137. They received instruction, they spake before him,

138. [...] unto [...].

139. [...] of Marduk may the gods [...].

140. [May] they [... his ] name [...]!

141. [...] they took and [...];

142. [...]! 1


93:1 The title Tutu is there explained as ba-a-nu, " creator," while its two component parts (TU + TU) occur in the Sumerian version of the line as the equivalents of la-nu-u and e-di-shu.

97:1 The text of the commentary read mu-kin, i.e. "the Founder of Purification"; for other variant readings in the line, see Appendix I.

99:1 Literally, "the black-headed ones."

103:1 In the margin of the fragment K. 13,761 every tenth line is indicated by the figure "10."

105:1 The word durmahu was employed as a Babylonian priestly title. It may here be rendered by some such general phrase as "ruler," unless it is to be taken as a proper name.

107:1 ... The expression shu-arkât, literally "the beginning—the future," may be taken as implying Marduk's complete control over the world, both at its creation and during its subsequent existence. It is possible that s'u-nu is the pronominal suffix and should be attached to the preceding word, i.e. rêsh-arkâtu-shu-nu, "their beginning and future," that is, "the beginning and future of mankind."

107:2 I.e., mankind.

111:1 From the commentary R. 366, etc., and the explanatory text S. 747, it may be concluded that the Seventh Tablet, in its original form, ended at 1. 124. It is probable that ll. 125-142 were added as an epilogue at the time when the composition was incorporated in the Creation Series (see Appendix I).

111:2 I.e., the names of Marduk.
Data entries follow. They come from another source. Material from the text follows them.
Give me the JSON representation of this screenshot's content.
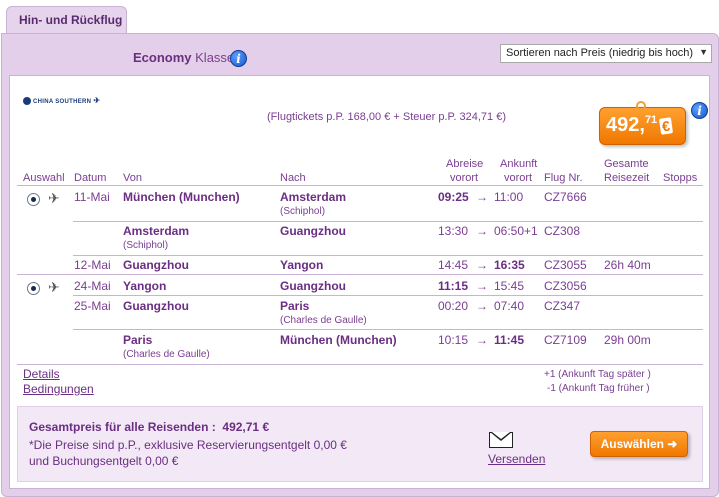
{
  "tab": {
    "label": "Hin- und Rückflug"
  },
  "header": {
    "class_label": "Economy",
    "class_suffix": "Klasse",
    "sort": {
      "selected": "Sortieren nach Preis (niedrig bis hoch)"
    }
  },
  "offer": {
    "airline": "CHINA SOUTHERN",
    "tax_line": "(Flugtickets p.P. 168,00 € + Steuer p.P. 324,71 €)",
    "price_main": "492,",
    "price_cents": "71",
    "price_currency": "€"
  },
  "columns": {
    "auswahl": "Auswahl",
    "datum": "Datum",
    "von": "Von",
    "nach": "Nach",
    "abreise_1": "Abreise",
    "abreise_2": "vorort",
    "ankunft_1": "Ankunft",
    "ankunft_2": "vorort",
    "flugnr": "Flug Nr.",
    "gesamt_1": "Gesamte",
    "gesamt_2": "Reisezeit",
    "stopps": "Stopps"
  },
  "segments": [
    {
      "date": "11-Mai",
      "from": "München (Munchen)",
      "from_sub": "",
      "to": "Amsterdam",
      "to_sub": "(Schiphol)",
      "dep": "09:25",
      "arr": "11:00",
      "flight": "CZ7666",
      "total": ""
    },
    {
      "date": "",
      "from": "Amsterdam",
      "from_sub": "(Schiphol)",
      "to": "Guangzhou",
      "to_sub": "",
      "dep": "13:30",
      "arr": "06:50+1",
      "flight": "CZ308",
      "total": ""
    },
    {
      "date": "12-Mai",
      "from": "Guangzhou",
      "from_sub": "",
      "to": "Yangon",
      "to_sub": "",
      "dep": "14:45",
      "arr": "16:35",
      "flight": "CZ3055",
      "total": "26h 40m"
    },
    {
      "date": "24-Mai",
      "from": "Yangon",
      "from_sub": "",
      "to": "Guangzhou",
      "to_sub": "",
      "dep": "11:15",
      "arr": "15:45",
      "flight": "CZ3056",
      "total": ""
    },
    {
      "date": "25-Mai",
      "from": "Guangzhou",
      "from_sub": "",
      "to": "Paris",
      "to_sub": "(Charles de Gaulle)",
      "dep": "00:20",
      "arr": "07:40",
      "flight": "CZ347",
      "total": ""
    },
    {
      "date": "",
      "from": "Paris",
      "from_sub": "(Charles de Gaulle)",
      "to": "München (Munchen)",
      "to_sub": "",
      "dep": "10:15",
      "arr": "11:45",
      "flight": "CZ7109",
      "total": "29h 00m"
    }
  ],
  "arrow": "→",
  "links": {
    "details": "Details",
    "conditions": "Bedingungen",
    "next_day": "+1 (Ankunft Tag später )",
    "prev_day": "-1 (Ankunft Tag früher )"
  },
  "total": {
    "label": "Gesamtpreis für alle Reisenden :",
    "value": "492,71 €",
    "note_1": "*Die Preise sind p.P., exklusive Reservierungsentgelt 0,00 €",
    "note_2": "und Buchungsentgelt 0,00 €",
    "send": "Versenden",
    "select": "Auswählen ➜"
  }
}
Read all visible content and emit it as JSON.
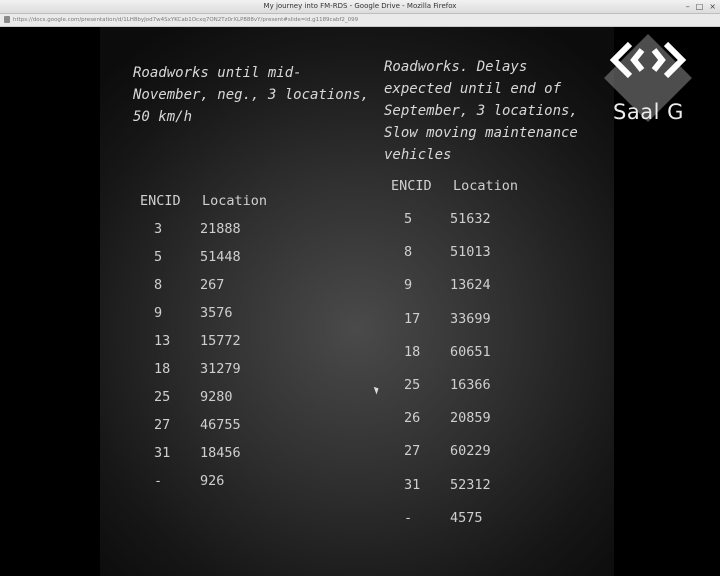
{
  "window": {
    "title": "My journey into FM-RDS - Google Drive - Mozilla Firefox",
    "controls": [
      "–",
      "□",
      "×"
    ]
  },
  "address_bar": {
    "url": "https://docs.google.com/presentation/d/1LH8byJod7w4SxYKCab1Ocxq7ON2Tz0rXLP888vY/present#slide=id.g1189cabf2_099"
  },
  "slide": {
    "left_heading": "Roadworks until mid-\nNovember, neg., 3 locations,\n50 km/h",
    "right_heading": "Roadworks. Delays\nexpected until end of\nSeptember, 3 locations,\nSlow moving maintenance\nvehicles",
    "left_table": {
      "headers": [
        "ENCID",
        "Location"
      ],
      "rows": [
        [
          "3",
          "21888"
        ],
        [
          "5",
          "51448"
        ],
        [
          "8",
          "267"
        ],
        [
          "9",
          "3576"
        ],
        [
          "13",
          "15772"
        ],
        [
          "18",
          "31279"
        ],
        [
          "25",
          "9280"
        ],
        [
          "27",
          "46755"
        ],
        [
          "31",
          "18456"
        ],
        [
          "-",
          "926"
        ]
      ]
    },
    "right_table": {
      "headers": [
        "ENCID",
        "Location"
      ],
      "rows": [
        [
          "5",
          "51632"
        ],
        [
          "8",
          "51013"
        ],
        [
          "9",
          "13624"
        ],
        [
          "17",
          "33699"
        ],
        [
          "18",
          "60651"
        ],
        [
          "25",
          "16366"
        ],
        [
          "26",
          "20859"
        ],
        [
          "27",
          "60229"
        ],
        [
          "31",
          "52312"
        ],
        [
          "-",
          "4575"
        ]
      ]
    },
    "logo": {
      "text": "Saal G",
      "color": "#ffffff"
    }
  }
}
115:1 This is probably the last line of the tablet. It may here be noted that, for the text of the Seventh Tablet given in the preceding pages, only those fragments have been used which are proved by the commentaries to contain missing portions of the text. Several other fragments, which from their contents and style of writing may possibly belong to copies of the text, have not been. included. The text of one such fragment (S. 2,013) is of peculiar interest and is given in Appendix II; in l. 10 f. it refers to Ti-amat e-li-ti and Ti-amat shap-li-ti, "The Ocean (Tiamat) which is above" and "The Ocean (Tiamat) which is beneath," a close parallel to "the waters which were above the firmament" and "the waters which were under the firmament" of Gen. i, 7; see the Introduction.

Next: I. Another Version of the Dragon-Myth